- PROBLEM TO WORK ON: Quote all entries exactly, leaving pictures aside.

- RECORDS FOR PROCESSING:
= Beginning of Section =

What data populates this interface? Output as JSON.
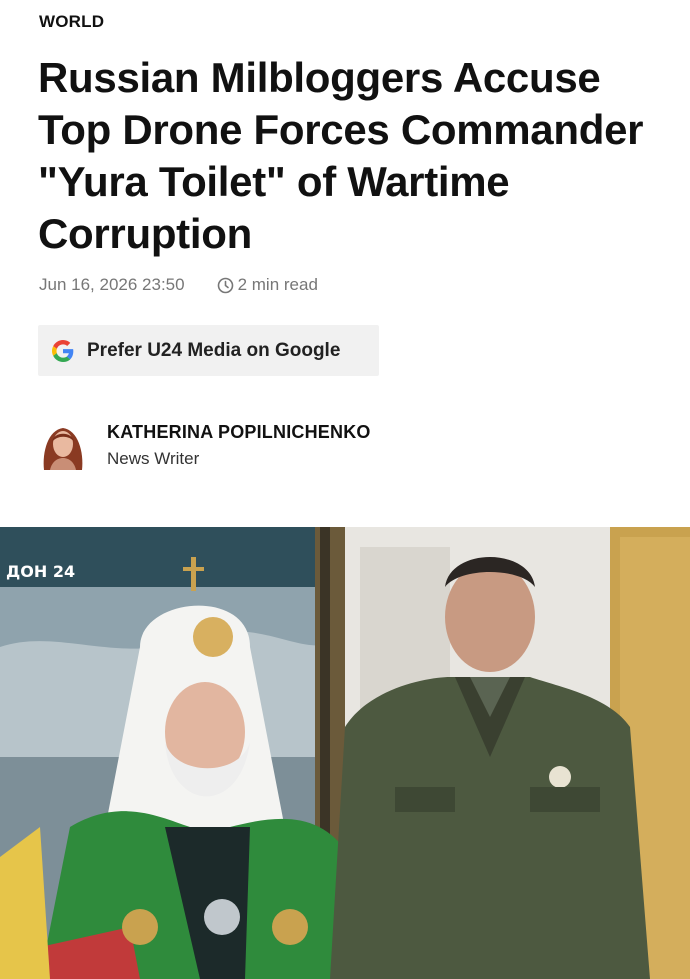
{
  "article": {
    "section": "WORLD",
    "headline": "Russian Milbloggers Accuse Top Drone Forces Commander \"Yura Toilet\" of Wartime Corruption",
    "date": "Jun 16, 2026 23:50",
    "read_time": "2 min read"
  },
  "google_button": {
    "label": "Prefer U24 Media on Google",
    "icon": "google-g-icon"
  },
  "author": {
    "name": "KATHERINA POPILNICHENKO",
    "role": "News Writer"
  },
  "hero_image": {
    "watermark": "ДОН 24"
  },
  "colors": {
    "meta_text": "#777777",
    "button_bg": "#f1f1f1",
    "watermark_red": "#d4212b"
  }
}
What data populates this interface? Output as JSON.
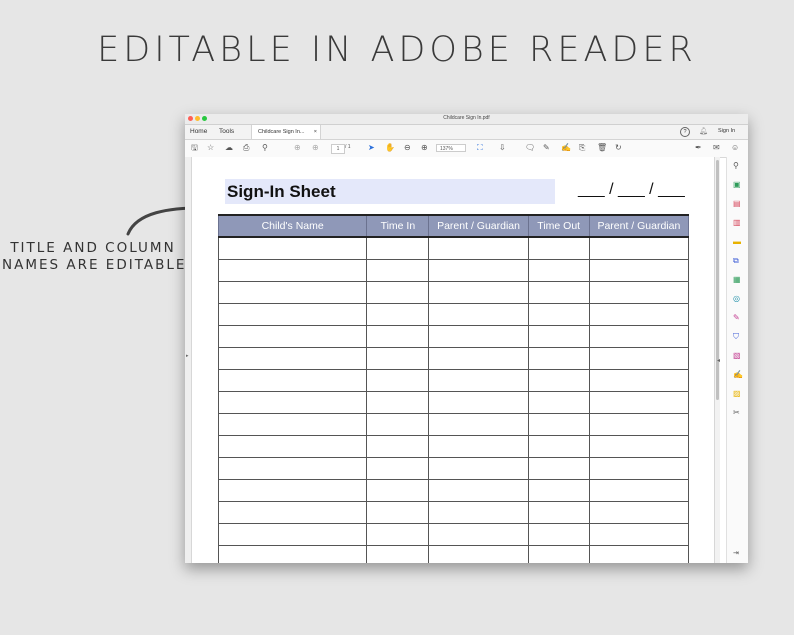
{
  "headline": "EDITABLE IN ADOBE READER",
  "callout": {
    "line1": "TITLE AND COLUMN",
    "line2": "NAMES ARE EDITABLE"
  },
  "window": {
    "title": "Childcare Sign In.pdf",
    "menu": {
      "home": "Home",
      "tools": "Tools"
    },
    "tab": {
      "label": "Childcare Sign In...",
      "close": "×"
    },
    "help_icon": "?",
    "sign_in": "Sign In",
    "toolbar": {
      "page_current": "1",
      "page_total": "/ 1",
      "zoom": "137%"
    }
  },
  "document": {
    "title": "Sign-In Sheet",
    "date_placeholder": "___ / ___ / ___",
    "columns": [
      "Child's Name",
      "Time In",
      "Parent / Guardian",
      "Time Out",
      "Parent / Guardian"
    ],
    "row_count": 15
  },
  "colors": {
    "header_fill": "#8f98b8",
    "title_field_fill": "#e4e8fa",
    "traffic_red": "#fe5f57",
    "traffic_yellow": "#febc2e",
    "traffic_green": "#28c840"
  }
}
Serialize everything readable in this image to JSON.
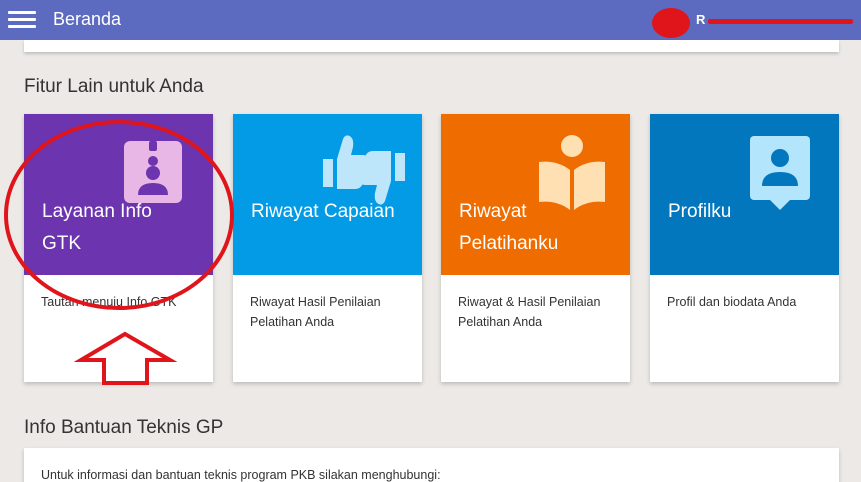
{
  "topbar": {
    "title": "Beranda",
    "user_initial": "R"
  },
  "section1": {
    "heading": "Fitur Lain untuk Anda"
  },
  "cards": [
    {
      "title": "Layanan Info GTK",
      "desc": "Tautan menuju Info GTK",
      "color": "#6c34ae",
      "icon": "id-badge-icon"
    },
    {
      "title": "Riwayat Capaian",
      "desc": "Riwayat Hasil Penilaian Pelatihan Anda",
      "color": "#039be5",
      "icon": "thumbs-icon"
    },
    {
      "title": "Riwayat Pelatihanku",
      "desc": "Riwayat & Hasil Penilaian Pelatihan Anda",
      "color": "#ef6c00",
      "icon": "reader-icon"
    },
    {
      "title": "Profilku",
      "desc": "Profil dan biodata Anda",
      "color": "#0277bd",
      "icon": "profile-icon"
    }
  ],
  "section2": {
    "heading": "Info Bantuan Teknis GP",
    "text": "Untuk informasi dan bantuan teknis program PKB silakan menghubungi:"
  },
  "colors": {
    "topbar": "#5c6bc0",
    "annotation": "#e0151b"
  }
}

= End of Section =

- SOLUTION FOR THIS EXERCISE:
What data populates this interface? Output as JSON.
{
  "article": {
    "section": "WORLD",
    "headline": "Russian Milbloggers Accuse Top Drone Forces Commander \"Yura Toilet\" of Wartime Corruption",
    "date": "Jun 16, 2026 23:50",
    "read_time": "2 min read"
  },
  "google_button": {
    "label": "Prefer U24 Media on Google",
    "icon": "google-g-icon"
  },
  "author": {
    "name": "KATHERINA POPILNICHENKO",
    "role": "News Writer"
  },
  "hero_image": {
    "watermark": "ДОН 24"
  },
  "colors": {
    "meta_text": "#777777",
    "button_bg": "#f1f1f1",
    "watermark_red": "#d4212b"
  }
}
What data populates this interface? Output as JSON.
{
  "headline": "EDITABLE IN ADOBE READER",
  "callout": {
    "line1": "TITLE AND COLUMN",
    "line2": "NAMES ARE EDITABLE"
  },
  "window": {
    "title": "Childcare Sign In.pdf",
    "menu": {
      "home": "Home",
      "tools": "Tools"
    },
    "tab": {
      "label": "Childcare Sign In...",
      "close": "×"
    },
    "help_icon": "?",
    "sign_in": "Sign In",
    "toolbar": {
      "page_current": "1",
      "page_total": "/ 1",
      "zoom": "137%"
    }
  },
  "document": {
    "title": "Sign-In Sheet",
    "date_placeholder": "___ / ___ / ___",
    "columns": [
      "Child's Name",
      "Time In",
      "Parent / Guardian",
      "Time Out",
      "Parent / Guardian"
    ],
    "row_count": 15
  },
  "colors": {
    "header_fill": "#8f98b8",
    "title_field_fill": "#e4e8fa",
    "traffic_red": "#fe5f57",
    "traffic_yellow": "#febc2e",
    "traffic_green": "#28c840"
  }
}
Serialize everything readable in this image to JSON.
{
  "topbar": {
    "title": "Beranda",
    "user_initial": "R"
  },
  "section1": {
    "heading": "Fitur Lain untuk Anda"
  },
  "cards": [
    {
      "title": "Layanan Info GTK",
      "desc": "Tautan menuju Info GTK",
      "color": "#6c34ae",
      "icon": "id-badge-icon"
    },
    {
      "title": "Riwayat Capaian",
      "desc": "Riwayat Hasil Penilaian Pelatihan Anda",
      "color": "#039be5",
      "icon": "thumbs-icon"
    },
    {
      "title": "Riwayat Pelatihanku",
      "desc": "Riwayat & Hasil Penilaian Pelatihan Anda",
      "color": "#ef6c00",
      "icon": "reader-icon"
    },
    {
      "title": "Profilku",
      "desc": "Profil dan biodata Anda",
      "color": "#0277bd",
      "icon": "profile-icon"
    }
  ],
  "section2": {
    "heading": "Info Bantuan Teknis GP",
    "text": "Untuk informasi dan bantuan teknis program PKB silakan menghubungi:"
  },
  "colors": {
    "topbar": "#5c6bc0",
    "annotation": "#e0151b"
  }
}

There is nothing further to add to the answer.